  • through entering into the suffering of the world through Christ’s transformative sacrifice

And so that we don’t lose sight of just how basic this is, the love for our literal neighbor saves us from abstraction about these things. Because often our ideas about life become abstract.

In her quirky book, How to Do Nothing, artist Jenny Odell talks about how neighborliness keeps us from being abstract. She writes:

My boyfriend and I live in a large apartment complex that’s next to the house of a family of four, and when we’re sitting on our balcony and they’re sitting on their porch, we can easily see each other….But we didn’t learn each other’s names for two years, and we may not have chatted at all if it hadn’t been for the neighborliness of Paul, the dad.

One day Paul invited us over for dinner. Because I hadn’t been in a neighbor’s home since I was a teenager, it was unexpectedly surreal to be inside the house that forms a permanent part of the view from our apartment. The interior of the house went from being an idea to a palpable reality….we probably all saw ourselves from a new angle. For my part, the experience made me realize how similar the life situations of most of my friends are, and how little time I spend in the amazing bizarro world of kids.

When we arrived back to our apartment, it felt different to me­–less like the center of things. Instead the street was full of such “centers,” and each one contained other lives, other rooms, other people turning in for the night and worrying their own worries for the next day. Of course I had already accepted all of this in an abstract sense, but it wasn’t felt.

Jenny Odell, How to Do Nothing (Brooklyn, NY: Melville House, 2019), 134-135.

Shining the light of God is something that is true, but is not intended to be abstract. It is intended to be felt. It is intended to be heard. It is intended to be like flesh and bone moving into the neighborhood.
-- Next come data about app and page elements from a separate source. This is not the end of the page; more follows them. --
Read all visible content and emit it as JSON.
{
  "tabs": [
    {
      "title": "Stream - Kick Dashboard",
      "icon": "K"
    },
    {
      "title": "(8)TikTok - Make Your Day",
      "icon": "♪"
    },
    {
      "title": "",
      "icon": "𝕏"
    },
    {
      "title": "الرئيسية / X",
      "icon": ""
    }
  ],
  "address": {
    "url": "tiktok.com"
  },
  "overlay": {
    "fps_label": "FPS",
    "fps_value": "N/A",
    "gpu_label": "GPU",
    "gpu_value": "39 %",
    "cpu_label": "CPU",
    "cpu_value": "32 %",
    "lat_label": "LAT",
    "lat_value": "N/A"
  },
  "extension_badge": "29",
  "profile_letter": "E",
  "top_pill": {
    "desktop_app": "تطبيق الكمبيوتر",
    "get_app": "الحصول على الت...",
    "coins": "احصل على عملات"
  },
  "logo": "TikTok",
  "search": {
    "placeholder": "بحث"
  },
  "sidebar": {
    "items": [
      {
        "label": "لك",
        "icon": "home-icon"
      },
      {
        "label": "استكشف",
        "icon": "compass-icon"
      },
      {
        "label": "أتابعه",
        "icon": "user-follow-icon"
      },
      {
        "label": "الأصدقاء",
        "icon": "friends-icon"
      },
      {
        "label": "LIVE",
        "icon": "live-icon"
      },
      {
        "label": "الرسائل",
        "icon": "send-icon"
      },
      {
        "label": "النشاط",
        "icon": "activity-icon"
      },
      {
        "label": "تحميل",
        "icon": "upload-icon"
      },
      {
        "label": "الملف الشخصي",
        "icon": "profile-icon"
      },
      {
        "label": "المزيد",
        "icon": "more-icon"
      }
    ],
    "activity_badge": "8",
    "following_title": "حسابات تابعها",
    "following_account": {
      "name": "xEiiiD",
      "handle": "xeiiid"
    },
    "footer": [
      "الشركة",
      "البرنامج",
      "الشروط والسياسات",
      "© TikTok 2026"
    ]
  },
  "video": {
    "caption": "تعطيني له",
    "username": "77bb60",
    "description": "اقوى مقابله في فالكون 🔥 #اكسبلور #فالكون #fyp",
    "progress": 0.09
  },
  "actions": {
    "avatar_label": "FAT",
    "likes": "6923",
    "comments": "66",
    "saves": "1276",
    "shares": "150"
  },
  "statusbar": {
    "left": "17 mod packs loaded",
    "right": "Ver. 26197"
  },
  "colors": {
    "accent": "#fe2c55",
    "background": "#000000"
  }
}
Loving our literal neighbors – our apartment-mates, those in the condo next door, those in the duplex unit above or below us, those on our dorm floor, those in the retirement community, or those in the house next door – forces us to shine the light of God in ways that are real, practical, and tangible. If we cannot love our literal neighbor, then it is unlikely that we will truly love anyone else in our lives.

Real Identity: You are Salt and Light

This past weekend at Eastbrook, we continued our series “Becoming Real” on the Sermon on the Mount by looking at Matthew 5:13-16.

You can view the message video and outline below. You can also view the entire “Becoming Real” series here, as well as the devotional that accompanies the series here. Join us for weekend worship in-person or remotely via Eastbrook at Home.


“You are the salt of the earth…You are the light of the world…”  (Matthew 5:13, 14)

“You are…”

  • The disciples
  • The crowds
  • Who is the “you”?
  • The unexpected ones in God’s mission

Metaphor and the Power of Mental Pictures

  • Jesus’ use of metaphor in Matthew 5:13-16
  • Why mental pictures are invaluable for life

“You are the salt of the earth…” (5:13)

  • The importance of salt: flavor, preservative, fertilizer
  • Discipleship and saltiness
  • Warning: don’t lost your saltiness

“You are the light of the world…” (5:14-16)

  • The importance of light in a town and a house
  • Discipleship and light-shining
  • Encouragement: let your life shine to God’s glory

Wholistic or Complete Discipleship

  • Discipleship of being and resting
  • Discipleship of mission and action

Dig Deeper

This week dig deeper into this section of Jesus’ Sermon on the Mount in one or more of the following ways:

  • Consider memorizing one or both of the images here: Matthew 5:13 or Matthew 5:14-16
  • Sketch, draw, or paint one of the images from this portion of Scripture. Share it with someone when you’re done to start a conversation about what it means to follow Jesus.
  • Consider reading Professor Anthony B. Bradley’s article on this passage, “You are the Manure of the Earth
  • Explore parallels to this passage from other parts of Scripture, writing your own comments and thoughts about how these illumine Jesus’ teaching in Matthew 5:
  • Isaiah 9:1-2
  • Mark 9:50 and Luke 14:34
  • Mark 4:21 and Luke 8:16
  • John 1:4-9
  • John 8:12
  • Acts 13:47
  • Ephesians 5:8-14
  • Philippians 2:14-16
  • Colossians 4:6
  • 1 Peter 2:11-12